■ Dataset excerpts:

====================

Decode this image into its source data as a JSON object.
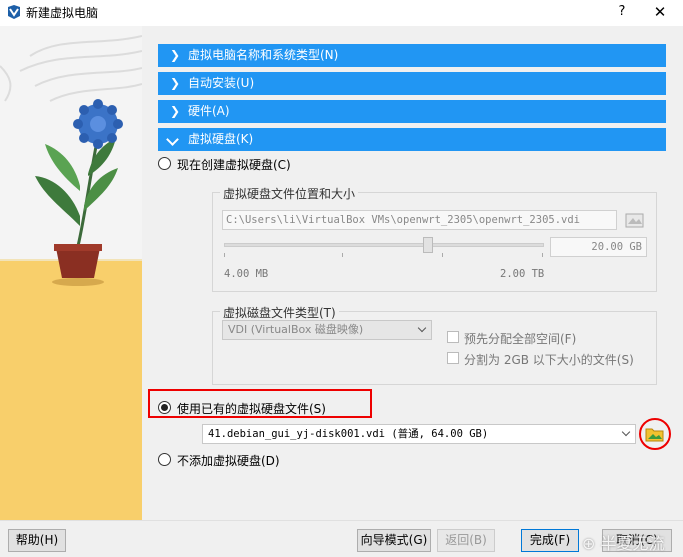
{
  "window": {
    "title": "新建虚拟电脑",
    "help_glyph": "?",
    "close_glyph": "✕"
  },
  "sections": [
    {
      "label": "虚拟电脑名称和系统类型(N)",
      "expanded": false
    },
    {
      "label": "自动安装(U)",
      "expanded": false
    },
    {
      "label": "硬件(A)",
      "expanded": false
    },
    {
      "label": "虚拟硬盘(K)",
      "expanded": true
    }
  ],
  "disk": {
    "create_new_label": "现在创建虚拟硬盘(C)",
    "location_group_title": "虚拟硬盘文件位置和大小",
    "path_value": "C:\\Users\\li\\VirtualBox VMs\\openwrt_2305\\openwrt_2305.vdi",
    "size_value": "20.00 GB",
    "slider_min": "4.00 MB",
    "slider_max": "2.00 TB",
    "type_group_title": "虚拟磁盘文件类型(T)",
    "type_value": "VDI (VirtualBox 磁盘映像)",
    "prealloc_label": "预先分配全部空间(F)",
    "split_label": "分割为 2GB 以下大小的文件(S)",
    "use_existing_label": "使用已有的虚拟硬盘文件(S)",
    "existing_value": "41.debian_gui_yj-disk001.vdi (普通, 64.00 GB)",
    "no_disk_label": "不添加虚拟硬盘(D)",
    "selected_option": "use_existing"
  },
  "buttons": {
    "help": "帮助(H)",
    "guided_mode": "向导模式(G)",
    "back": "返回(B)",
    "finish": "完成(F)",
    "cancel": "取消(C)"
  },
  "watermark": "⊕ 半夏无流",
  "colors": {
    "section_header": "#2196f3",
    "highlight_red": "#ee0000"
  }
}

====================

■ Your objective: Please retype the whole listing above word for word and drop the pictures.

■ Expected answer:
Decode this image into its source data as a JSON object.
{
  "window": {
    "title": "新建虚拟电脑",
    "help_glyph": "?",
    "close_glyph": "✕"
  },
  "sections": [
    {
      "label": "虚拟电脑名称和系统类型(N)",
      "expanded": false
    },
    {
      "label": "自动安装(U)",
      "expanded": false
    },
    {
      "label": "硬件(A)",
      "expanded": false
    },
    {
      "label": "虚拟硬盘(K)",
      "expanded": true
    }
  ],
  "disk": {
    "create_new_label": "现在创建虚拟硬盘(C)",
    "location_group_title": "虚拟硬盘文件位置和大小",
    "path_value": "C:\\Users\\li\\VirtualBox VMs\\openwrt_2305\\openwrt_2305.vdi",
    "size_value": "20.00 GB",
    "slider_min": "4.00 MB",
    "slider_max": "2.00 TB",
    "type_group_title": "虚拟磁盘文件类型(T)",
    "type_value": "VDI (VirtualBox 磁盘映像)",
    "prealloc_label": "预先分配全部空间(F)",
    "split_label": "分割为 2GB 以下大小的文件(S)",
    "use_existing_label": "使用已有的虚拟硬盘文件(S)",
    "existing_value": "41.debian_gui_yj-disk001.vdi (普通, 64.00 GB)",
    "no_disk_label": "不添加虚拟硬盘(D)",
    "selected_option": "use_existing"
  },
  "buttons": {
    "help": "帮助(H)",
    "guided_mode": "向导模式(G)",
    "back": "返回(B)",
    "finish": "完成(F)",
    "cancel": "取消(C)"
  },
  "watermark": "⊕ 半夏无流",
  "colors": {
    "section_header": "#2196f3",
    "highlight_red": "#ee0000"
  }
}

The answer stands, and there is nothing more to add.